● **Activity**
For each line of the listing that contains "Attenborough", make a copy and return it.
=-=-=-=-=
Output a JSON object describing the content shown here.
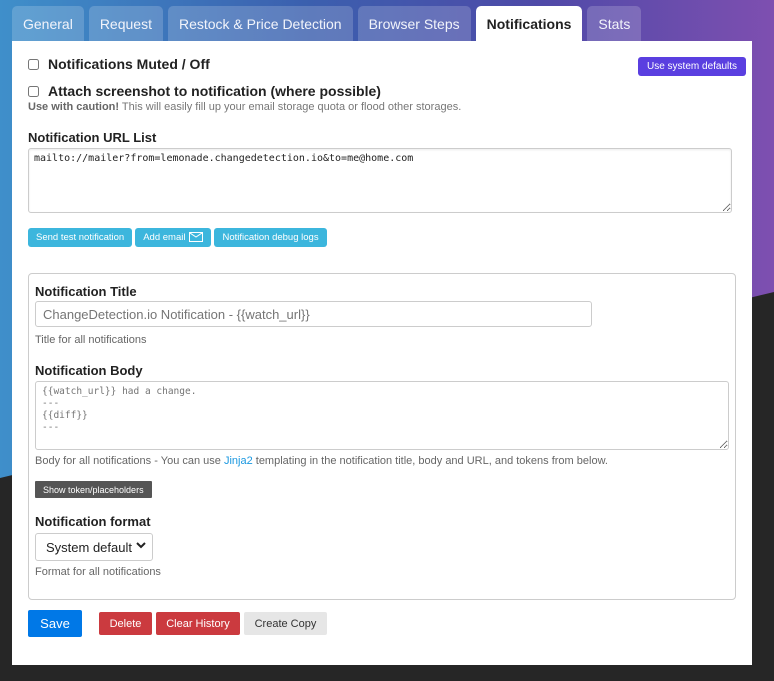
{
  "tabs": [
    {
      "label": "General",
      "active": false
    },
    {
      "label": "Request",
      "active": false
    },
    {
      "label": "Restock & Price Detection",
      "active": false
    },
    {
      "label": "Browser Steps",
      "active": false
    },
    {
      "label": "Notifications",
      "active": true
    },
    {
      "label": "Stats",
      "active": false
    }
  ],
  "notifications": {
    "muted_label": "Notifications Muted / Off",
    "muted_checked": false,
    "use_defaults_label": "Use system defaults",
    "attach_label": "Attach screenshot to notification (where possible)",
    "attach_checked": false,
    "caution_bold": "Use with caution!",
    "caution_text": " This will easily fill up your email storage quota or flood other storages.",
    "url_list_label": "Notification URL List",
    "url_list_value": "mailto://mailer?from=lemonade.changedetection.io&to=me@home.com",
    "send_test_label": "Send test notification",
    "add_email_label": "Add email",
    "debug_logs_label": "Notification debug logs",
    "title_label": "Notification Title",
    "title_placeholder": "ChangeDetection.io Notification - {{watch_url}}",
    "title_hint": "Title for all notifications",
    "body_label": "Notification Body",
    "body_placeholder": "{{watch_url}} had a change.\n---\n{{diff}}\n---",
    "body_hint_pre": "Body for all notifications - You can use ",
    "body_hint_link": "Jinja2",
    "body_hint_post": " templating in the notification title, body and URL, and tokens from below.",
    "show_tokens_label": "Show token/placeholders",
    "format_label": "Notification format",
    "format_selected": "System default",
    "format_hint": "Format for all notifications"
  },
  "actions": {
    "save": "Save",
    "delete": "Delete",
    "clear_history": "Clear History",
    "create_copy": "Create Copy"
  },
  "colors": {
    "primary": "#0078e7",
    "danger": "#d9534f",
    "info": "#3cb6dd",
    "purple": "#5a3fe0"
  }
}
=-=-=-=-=
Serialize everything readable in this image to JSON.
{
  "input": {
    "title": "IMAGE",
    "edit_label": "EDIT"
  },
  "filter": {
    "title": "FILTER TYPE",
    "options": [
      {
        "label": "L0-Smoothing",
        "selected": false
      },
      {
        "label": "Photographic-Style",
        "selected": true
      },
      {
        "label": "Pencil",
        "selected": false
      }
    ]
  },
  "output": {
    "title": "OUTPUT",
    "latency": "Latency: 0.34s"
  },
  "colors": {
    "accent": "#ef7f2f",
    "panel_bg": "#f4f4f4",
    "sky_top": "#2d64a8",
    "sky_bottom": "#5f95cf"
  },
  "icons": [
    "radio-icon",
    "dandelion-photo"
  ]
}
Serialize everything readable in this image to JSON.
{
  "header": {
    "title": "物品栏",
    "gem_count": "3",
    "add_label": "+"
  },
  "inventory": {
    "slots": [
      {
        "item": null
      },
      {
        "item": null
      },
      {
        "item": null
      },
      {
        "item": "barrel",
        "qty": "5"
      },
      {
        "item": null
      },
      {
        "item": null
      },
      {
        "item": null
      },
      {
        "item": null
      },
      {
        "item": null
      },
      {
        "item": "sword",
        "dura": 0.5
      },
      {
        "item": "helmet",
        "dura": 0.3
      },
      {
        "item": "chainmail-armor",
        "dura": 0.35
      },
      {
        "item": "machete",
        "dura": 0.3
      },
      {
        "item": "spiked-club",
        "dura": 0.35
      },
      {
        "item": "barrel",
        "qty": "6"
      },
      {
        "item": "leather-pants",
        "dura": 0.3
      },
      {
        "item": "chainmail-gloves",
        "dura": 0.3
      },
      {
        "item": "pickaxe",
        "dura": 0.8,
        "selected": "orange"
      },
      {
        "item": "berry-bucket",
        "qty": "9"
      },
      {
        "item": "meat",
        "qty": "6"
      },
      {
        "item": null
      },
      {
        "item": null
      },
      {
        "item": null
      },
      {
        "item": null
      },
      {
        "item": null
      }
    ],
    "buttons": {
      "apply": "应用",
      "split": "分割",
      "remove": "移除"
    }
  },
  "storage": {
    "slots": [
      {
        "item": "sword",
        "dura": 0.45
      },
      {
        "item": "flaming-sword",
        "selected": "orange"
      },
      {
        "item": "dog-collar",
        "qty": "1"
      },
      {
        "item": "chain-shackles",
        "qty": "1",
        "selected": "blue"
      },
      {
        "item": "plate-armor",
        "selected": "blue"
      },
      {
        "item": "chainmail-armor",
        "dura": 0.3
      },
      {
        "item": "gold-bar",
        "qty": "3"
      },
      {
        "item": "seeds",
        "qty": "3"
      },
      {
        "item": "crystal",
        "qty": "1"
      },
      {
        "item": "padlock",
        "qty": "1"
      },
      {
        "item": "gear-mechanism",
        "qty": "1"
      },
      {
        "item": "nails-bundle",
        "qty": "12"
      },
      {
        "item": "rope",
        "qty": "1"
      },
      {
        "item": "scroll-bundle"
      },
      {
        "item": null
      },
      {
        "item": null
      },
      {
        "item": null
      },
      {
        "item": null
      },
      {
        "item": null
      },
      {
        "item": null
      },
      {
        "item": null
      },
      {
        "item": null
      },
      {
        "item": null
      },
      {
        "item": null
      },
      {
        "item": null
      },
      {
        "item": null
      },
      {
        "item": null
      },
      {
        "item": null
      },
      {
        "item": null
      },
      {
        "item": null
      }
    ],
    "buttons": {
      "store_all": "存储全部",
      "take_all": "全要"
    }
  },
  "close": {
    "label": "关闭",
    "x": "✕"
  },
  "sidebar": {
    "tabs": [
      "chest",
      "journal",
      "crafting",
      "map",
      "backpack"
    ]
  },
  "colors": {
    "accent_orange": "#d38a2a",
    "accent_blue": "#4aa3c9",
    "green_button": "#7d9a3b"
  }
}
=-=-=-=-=
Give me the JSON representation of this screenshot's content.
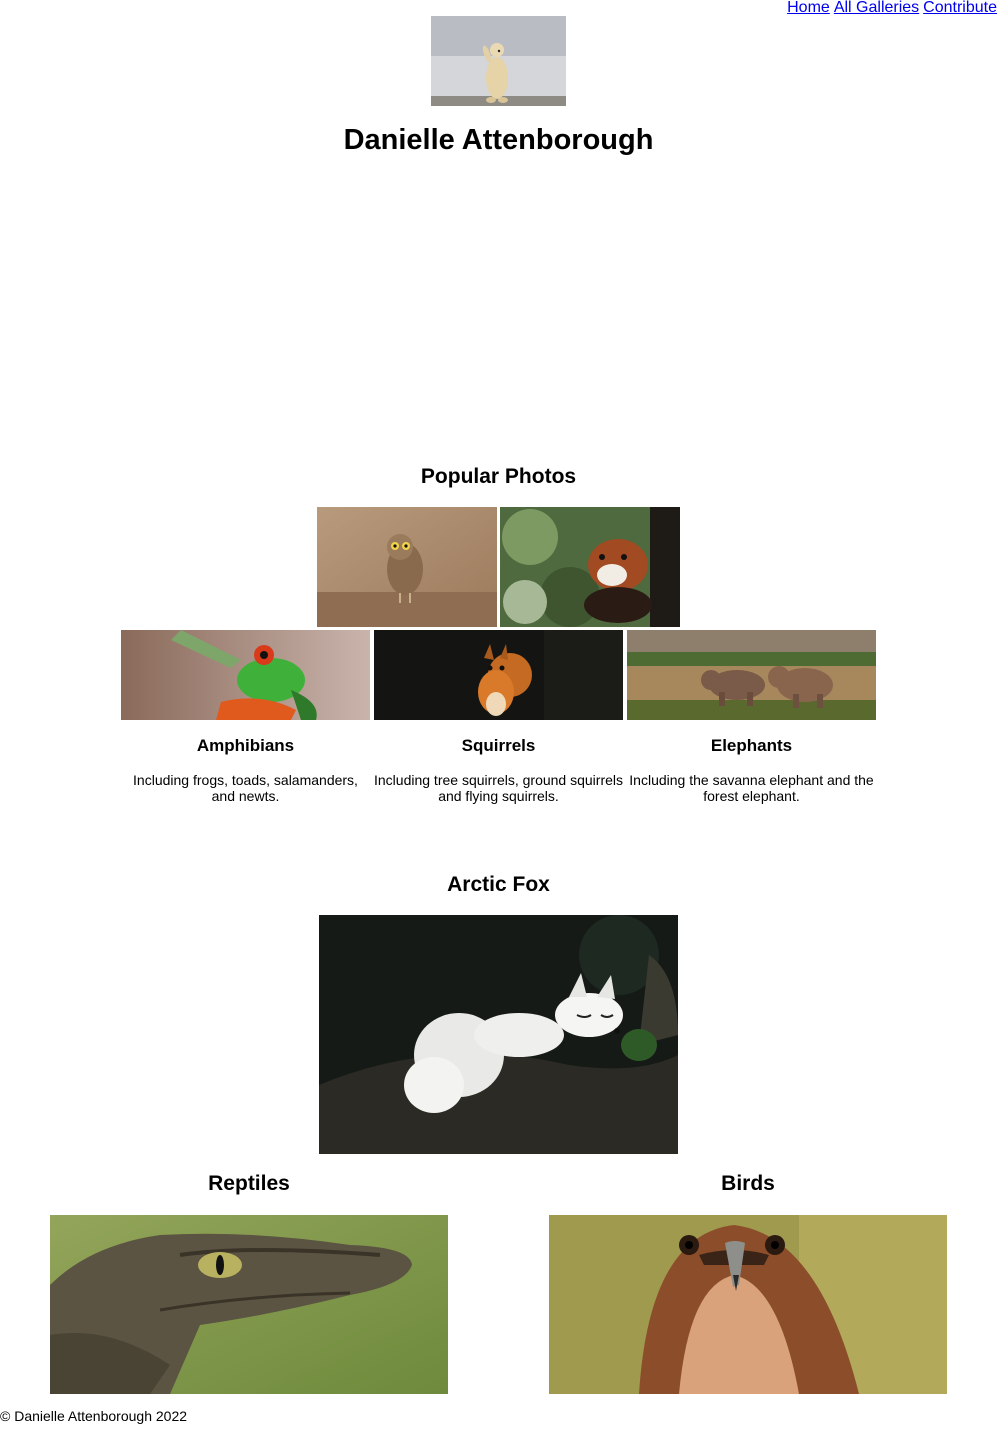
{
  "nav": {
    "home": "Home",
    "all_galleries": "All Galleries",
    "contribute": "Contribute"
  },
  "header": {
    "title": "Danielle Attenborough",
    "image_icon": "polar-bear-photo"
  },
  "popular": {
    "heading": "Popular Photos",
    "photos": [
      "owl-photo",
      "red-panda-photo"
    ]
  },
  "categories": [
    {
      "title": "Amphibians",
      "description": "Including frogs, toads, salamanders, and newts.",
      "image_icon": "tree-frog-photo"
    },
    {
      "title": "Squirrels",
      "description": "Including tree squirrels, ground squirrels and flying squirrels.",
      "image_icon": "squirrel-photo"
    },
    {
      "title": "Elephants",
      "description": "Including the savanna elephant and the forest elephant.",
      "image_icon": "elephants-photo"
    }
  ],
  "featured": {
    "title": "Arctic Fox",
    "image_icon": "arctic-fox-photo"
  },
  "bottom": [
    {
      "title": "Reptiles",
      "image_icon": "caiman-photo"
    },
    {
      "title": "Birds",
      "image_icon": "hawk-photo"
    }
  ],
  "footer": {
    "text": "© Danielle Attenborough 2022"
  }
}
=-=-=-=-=
● **Written solution**
    "title": "Danielle Attenborough",
    "text": "© Danielle Attenborough 2022"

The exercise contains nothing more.